That I scoured this book for feeding hints doesn’t mean it is primarily an advice book. “First Bite” is more an exploration of overlapping topics — food, family, memory, marketing — with reminders, again and again, to pause and re-examine what we think we know. Take flavor, for example. It turns out that the largest family in the human genome is dedicated to our olfactory receptors — the cells we use to smell — with humans able to distinguish among 10,000 separate scents. When combined with other senses — sight, texture — the number of flavors our brains can generate is endless. One Yale professor, Gordon Shepherd, considers flavor recognition to be the core difference between humans and other mammals. It is certainly primal. Through brain-scanning technology, Shepherd has shown that the images we have of flavors are processed in the prefrontal cortex, the section of the brain we use for abstract thought, decision-making, and memory.Another not so simple topic is hunger. How does it feel to be hungry? Despite experiencing mild hunger most days, usually in the late afternoon, I find it difficult to describe the sensation. It’s not exactly painful, or sharp, or localized in any particular area, like my stomach. If I were to try to describe hunger to someone who hadn’t experienced it, I’d fail miserably. Nor can it be defined as simply the need for calories. Being “full” is to some extent a state of mind. In one study, researchers heated up apple juice, put it in a bowl and called it “apple soup.” People who ate the soup with a spoon were left much more full than when they drank the juice cold in a cup. We associate “soup” with food, and food is filling. “We think of it as a food that will kill hunger,” Wilson writes, “and so it does.”

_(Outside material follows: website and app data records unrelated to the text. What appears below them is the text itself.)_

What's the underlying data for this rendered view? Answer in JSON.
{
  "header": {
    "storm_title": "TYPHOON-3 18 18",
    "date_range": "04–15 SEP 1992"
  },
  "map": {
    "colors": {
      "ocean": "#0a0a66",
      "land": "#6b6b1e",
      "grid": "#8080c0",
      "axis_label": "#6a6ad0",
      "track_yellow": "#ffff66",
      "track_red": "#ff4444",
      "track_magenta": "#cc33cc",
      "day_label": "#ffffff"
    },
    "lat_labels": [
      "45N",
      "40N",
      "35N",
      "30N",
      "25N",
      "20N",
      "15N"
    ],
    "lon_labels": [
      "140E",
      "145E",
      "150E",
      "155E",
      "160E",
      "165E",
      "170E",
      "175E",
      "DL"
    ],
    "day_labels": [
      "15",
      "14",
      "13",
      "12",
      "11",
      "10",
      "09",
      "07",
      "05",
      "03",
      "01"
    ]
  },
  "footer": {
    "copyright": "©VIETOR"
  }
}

Of course, there is also another type of hunger, the sort that kills more than 3 million children each year. But this also requires that we pay attention to the subtle dance among food, culture and cognition. In 1996, a French nutritionist named André Briend came up with a high calorie peanut paste to combat acute child malnutrition. Before the product, which he called Plumpy’Nut, acute malnutrition was treated either with hospital stays or through a fortified milk mixture. But many mothers didn’t want to be separated from their children, and the mixture needed to be diluted with safe drinking water, which many households didn’t have access to. Plumpy’Nut solved both problems.

The results have been miraculous — in Africa, at least. But in Bangladesh, which has one of the highest rates of child hunger in the world, many mothers rejected the product. Some said its color looked like excrement. Others were revolted by the peanut smell. They complained that it gave their children diarrhea, or made them vomit. Peanuts are not part of the diet in Bangladesh, and so it was hard to convince parents that what was coming out of the tube was actually food. Nutritionists are currently working to create a Plumpy’Nut-style product out of rice, lentils, chickpeas and other mainstays of the Bangladeshi diet. “A child’s hunger cannot be canceled by food per se,” Wilson writes. “It matters very much what the food is.”

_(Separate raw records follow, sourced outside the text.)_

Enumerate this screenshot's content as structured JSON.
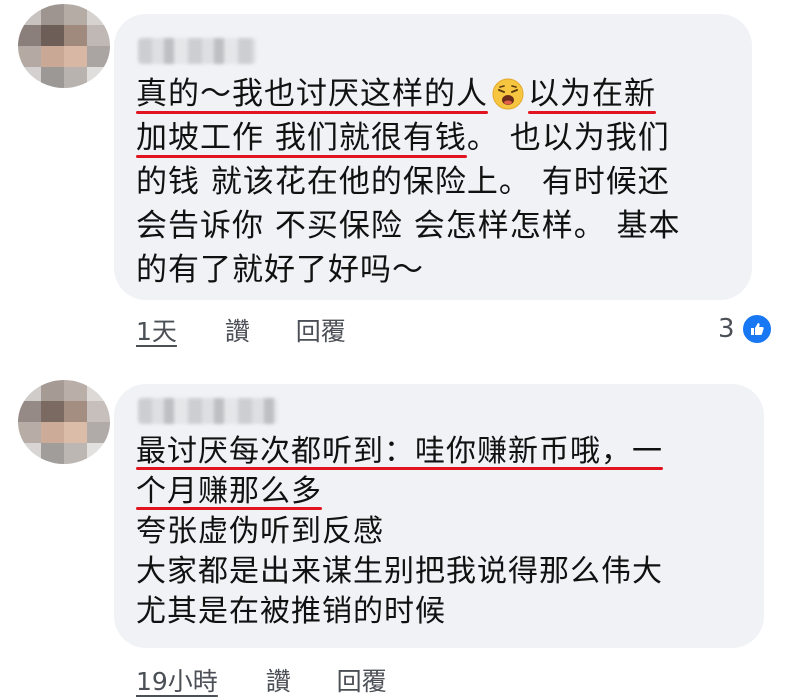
{
  "comments": [
    {
      "lines": [
        {
          "parts": [
            {
              "t": "真的～我也讨厌这样的人",
              "u": true
            },
            {
              "emoji": "weary-face-icon"
            },
            {
              "t": " 以为在新",
              "u": true
            }
          ]
        },
        {
          "parts": [
            {
              "t": "加坡工作 我们就很有钱",
              "u": true
            },
            {
              "t": "。 也以为我们",
              "u": false
            }
          ]
        },
        {
          "parts": [
            {
              "t": "的钱 就该花在他的保险上。 有时候还",
              "u": false
            }
          ]
        },
        {
          "parts": [
            {
              "t": "会告诉你 不买保险 会怎样怎样。 基本",
              "u": false
            }
          ]
        },
        {
          "parts": [
            {
              "t": "的有了就好了好吗～",
              "u": false
            }
          ]
        }
      ],
      "time": "1天",
      "like_label": "讚",
      "reply_label": "回覆",
      "reaction_count": "3",
      "reaction_icon": "like-icon"
    },
    {
      "lines": [
        {
          "parts": [
            {
              "t": "最讨厌每次都听到：哇你赚新币哦，一",
              "u": true
            }
          ]
        },
        {
          "parts": [
            {
              "t": "个月赚那么多",
              "u": true
            }
          ]
        },
        {
          "parts": [
            {
              "t": "夸张虚伪听到反感",
              "u": false
            }
          ]
        },
        {
          "parts": [
            {
              "t": "大家都是出来谋生别把我说得那么伟大",
              "u": false
            }
          ]
        },
        {
          "parts": [
            {
              "t": "尤其是在被推销的时候",
              "u": false
            }
          ]
        }
      ],
      "time": "19小時",
      "like_label": "讚",
      "reply_label": "回覆"
    }
  ],
  "colors": {
    "bubble": "#f0f2f5",
    "underline": "#e2141f",
    "like_blue": "#1877f2",
    "meta_text": "#4b4f56"
  }
}
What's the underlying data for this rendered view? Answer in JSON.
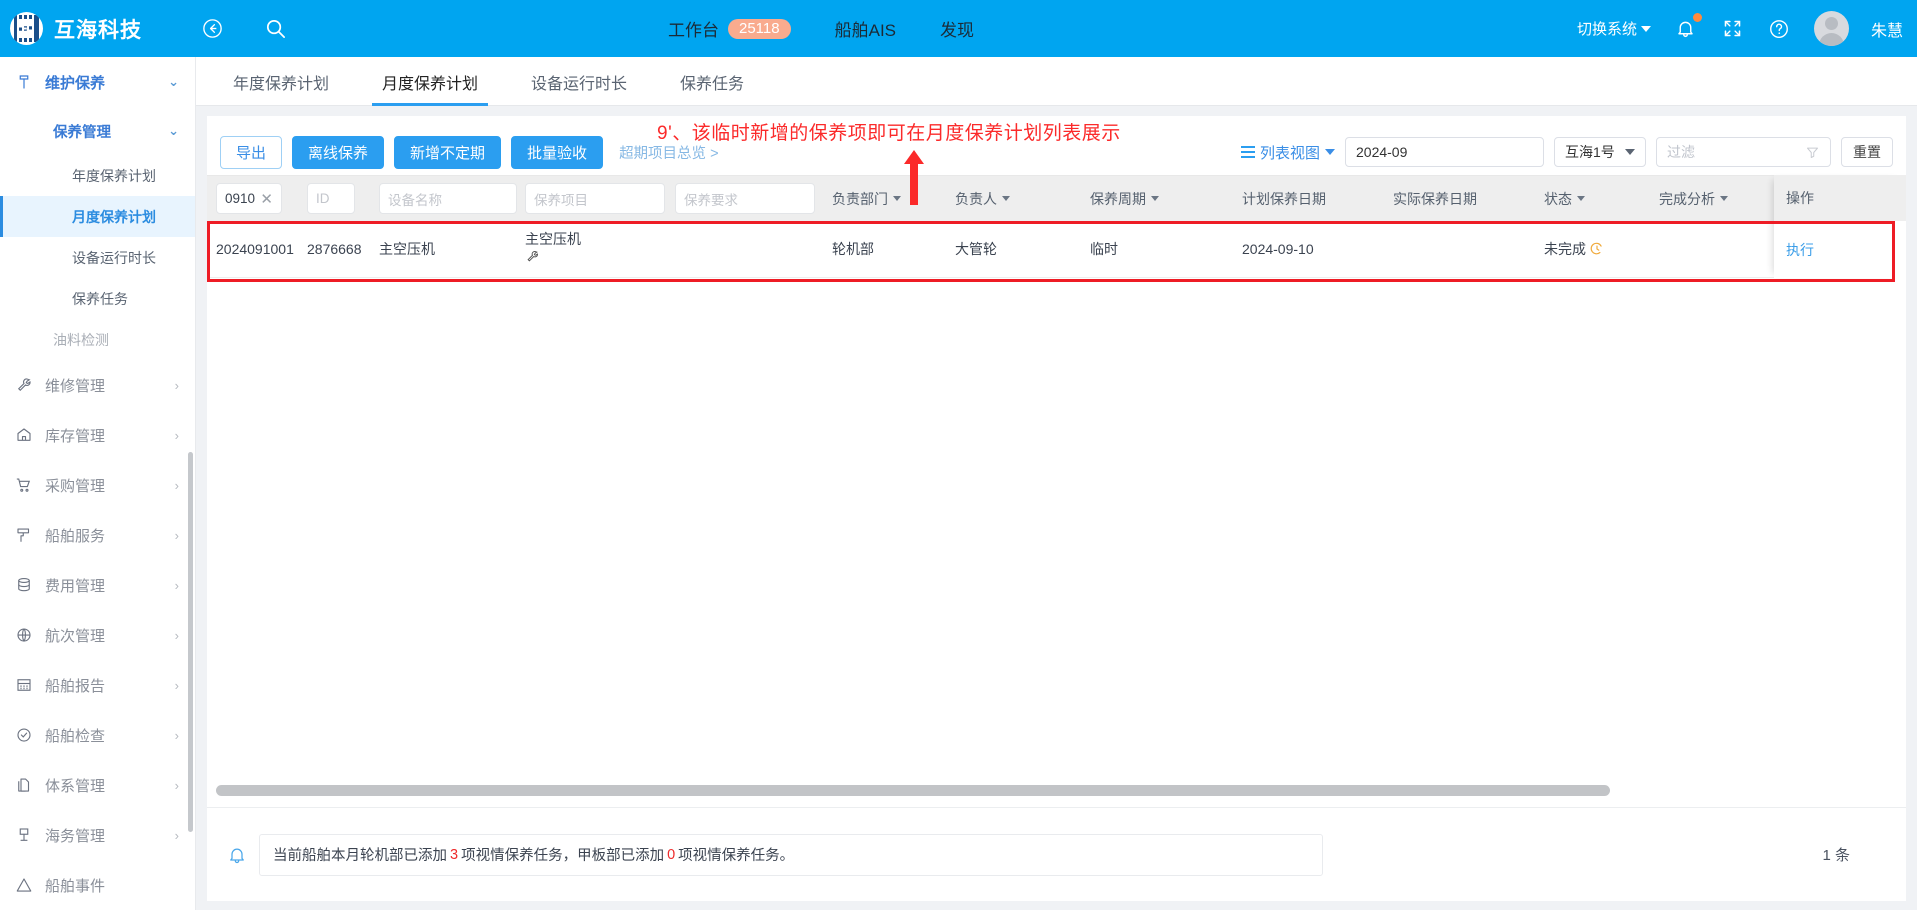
{
  "topbar": {
    "brand": "互海科技",
    "back_icon": "back-circle-icon",
    "search_icon": "search-icon",
    "nav": [
      {
        "label": "工作台",
        "badge": "25118"
      },
      {
        "label": "船舶AIS",
        "badge": ""
      },
      {
        "label": "发现",
        "badge": ""
      }
    ],
    "switch_system": "切换系统",
    "bell_icon": "bell-icon",
    "fullscreen_icon": "fullscreen-icon",
    "help_icon": "help-circle-icon",
    "user_name": "朱慧"
  },
  "sidebar": {
    "l1": {
      "label": "维护保养",
      "icon": "hammer-icon"
    },
    "l2": {
      "label": "保养管理"
    },
    "l3": [
      {
        "label": "年度保养计划",
        "selected": false
      },
      {
        "label": "月度保养计划",
        "selected": true
      },
      {
        "label": "设备运行时长",
        "selected": false
      },
      {
        "label": "保养任务",
        "selected": false
      }
    ],
    "l2b": {
      "label": "油料检测"
    },
    "items": [
      {
        "label": "维修管理",
        "icon": "wrench-icon"
      },
      {
        "label": "库存管理",
        "icon": "home-icon"
      },
      {
        "label": "采购管理",
        "icon": "cart-icon"
      },
      {
        "label": "船舶服务",
        "icon": "roller-icon"
      },
      {
        "label": "费用管理",
        "icon": "database-icon"
      },
      {
        "label": "航次管理",
        "icon": "globe-icon"
      },
      {
        "label": "船舶报告",
        "icon": "calendar-icon"
      },
      {
        "label": "船舶检查",
        "icon": "check-circle-icon"
      },
      {
        "label": "体系管理",
        "icon": "documents-icon"
      },
      {
        "label": "海务管理",
        "icon": "anchor-icon"
      },
      {
        "label": "船舶事件",
        "icon": "warning-icon"
      }
    ]
  },
  "tabs": [
    {
      "label": "年度保养计划",
      "active": false
    },
    {
      "label": "月度保养计划",
      "active": true
    },
    {
      "label": "设备运行时长",
      "active": false
    },
    {
      "label": "保养任务",
      "active": false
    }
  ],
  "toolbar": {
    "export": "导出",
    "offline": "离线保养",
    "add_irregular": "新增不定期",
    "batch_accept": "批量验收",
    "overdue_link": "超期项目总览 >",
    "view_switch": "列表视图",
    "date_value": "2024-09",
    "ship_value": "互海1号",
    "filter_placeholder": "过滤",
    "reset": "重置"
  },
  "annotation": {
    "text": "9'、该临时新增的保养项即可在月度保养计划列表展示"
  },
  "table": {
    "filters": [
      {
        "name": "plan-no-filter",
        "value": "0910",
        "placeholder": "",
        "clearable": true
      },
      {
        "name": "id-filter",
        "value": "",
        "placeholder": "ID",
        "clearable": false
      },
      {
        "name": "equipment-name-filter",
        "value": "",
        "placeholder": "设备名称",
        "clearable": false
      },
      {
        "name": "maintenance-item-filter",
        "value": "",
        "placeholder": "保养项目",
        "clearable": false
      },
      {
        "name": "maintenance-req-filter",
        "value": "",
        "placeholder": "保养要求",
        "clearable": false
      }
    ],
    "headers": [
      {
        "label": "负责部门",
        "sortable": true
      },
      {
        "label": "负责人",
        "sortable": true
      },
      {
        "label": "保养周期",
        "sortable": true
      },
      {
        "label": "计划保养日期",
        "sortable": false
      },
      {
        "label": "实际保养日期",
        "sortable": false
      },
      {
        "label": "状态",
        "sortable": true
      },
      {
        "label": "完成分析",
        "sortable": true
      }
    ],
    "op_header": "操作",
    "rows": [
      {
        "plan_no": "2024091001",
        "id": "2876668",
        "equipment_name": "主空压机",
        "maintenance_item": "主空压机",
        "maintenance_item_icon": "wrench-icon",
        "maintenance_req": "",
        "department": "轮机部",
        "responsible": "大管轮",
        "cycle": "临时",
        "plan_date": "2024-09-10",
        "actual_date": "",
        "status": "未完成",
        "status_icon": "clock-icon",
        "analysis": "",
        "action": "执行"
      }
    ]
  },
  "footer": {
    "note_prefix": "当前船舶本月轮机部已添加 ",
    "note_num1": "3",
    "note_mid": " 项视情保养任务，甲板部已添加 ",
    "note_num2": "0",
    "note_suffix": " 项视情保养任务。",
    "total": "1 条"
  },
  "colors": {
    "brand_blue": "#00a5f0",
    "accent": "#2b9ef0",
    "annotation_red": "#fb2a2a",
    "badge_orange": "#f9ab8e",
    "status_clock": "#f0a93a"
  }
}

For her epilogue, Wilson has chosen the title “This Is Not Advice.” She knows that people are weary of being lectured at, and that there is scant evidence to suggest that simply telling people to eat better does any good. But there are nuggets of wisdom deposited throughout the book that, taken together, point toward a new way of thinking about food. It takes an extraordinary amount of willpower to spend our days eating things we don’t like, which is one of the reasons diets typically don’t work. The key is to change what we like. This is not easy, certainly. But as Wilson writes, “If it’s possible to train a severely autistic three-year-old to love fifty-three different nutritious foods, there’s hope for us all.”

Your support matters…

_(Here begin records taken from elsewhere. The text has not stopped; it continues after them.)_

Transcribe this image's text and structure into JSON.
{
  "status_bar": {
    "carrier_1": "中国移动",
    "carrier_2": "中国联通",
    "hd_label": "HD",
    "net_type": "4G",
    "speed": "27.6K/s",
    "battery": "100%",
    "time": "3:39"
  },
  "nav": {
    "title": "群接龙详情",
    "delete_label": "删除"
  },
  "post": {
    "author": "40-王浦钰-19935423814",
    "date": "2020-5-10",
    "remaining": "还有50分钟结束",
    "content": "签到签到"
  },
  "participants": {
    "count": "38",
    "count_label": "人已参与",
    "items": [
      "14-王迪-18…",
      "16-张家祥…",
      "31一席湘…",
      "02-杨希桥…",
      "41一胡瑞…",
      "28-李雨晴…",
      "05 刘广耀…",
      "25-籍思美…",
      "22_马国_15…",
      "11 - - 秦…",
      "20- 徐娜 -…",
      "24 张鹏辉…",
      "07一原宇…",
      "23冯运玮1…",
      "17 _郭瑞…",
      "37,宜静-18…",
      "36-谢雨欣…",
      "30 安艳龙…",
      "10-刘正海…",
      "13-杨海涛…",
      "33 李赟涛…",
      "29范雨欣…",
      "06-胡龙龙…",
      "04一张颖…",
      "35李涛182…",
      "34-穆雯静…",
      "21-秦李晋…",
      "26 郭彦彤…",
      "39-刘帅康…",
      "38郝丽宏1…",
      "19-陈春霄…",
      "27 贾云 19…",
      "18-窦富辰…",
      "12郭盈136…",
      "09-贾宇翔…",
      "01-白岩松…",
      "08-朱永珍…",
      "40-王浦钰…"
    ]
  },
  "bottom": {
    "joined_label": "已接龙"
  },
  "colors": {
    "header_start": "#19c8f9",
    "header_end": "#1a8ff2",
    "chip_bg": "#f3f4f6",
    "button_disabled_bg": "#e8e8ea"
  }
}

Independent journalism is under threat and overshadowed by heavily funded mainstream media.

You can help level the playing field. Become a member.

Your tax-deductible contribution keeps us digging beneath the headlines to give you thought-provoking, investigative reporting and analysis that unearths what's really happening- without compromise.

Give today to support our courageous, independent journalists.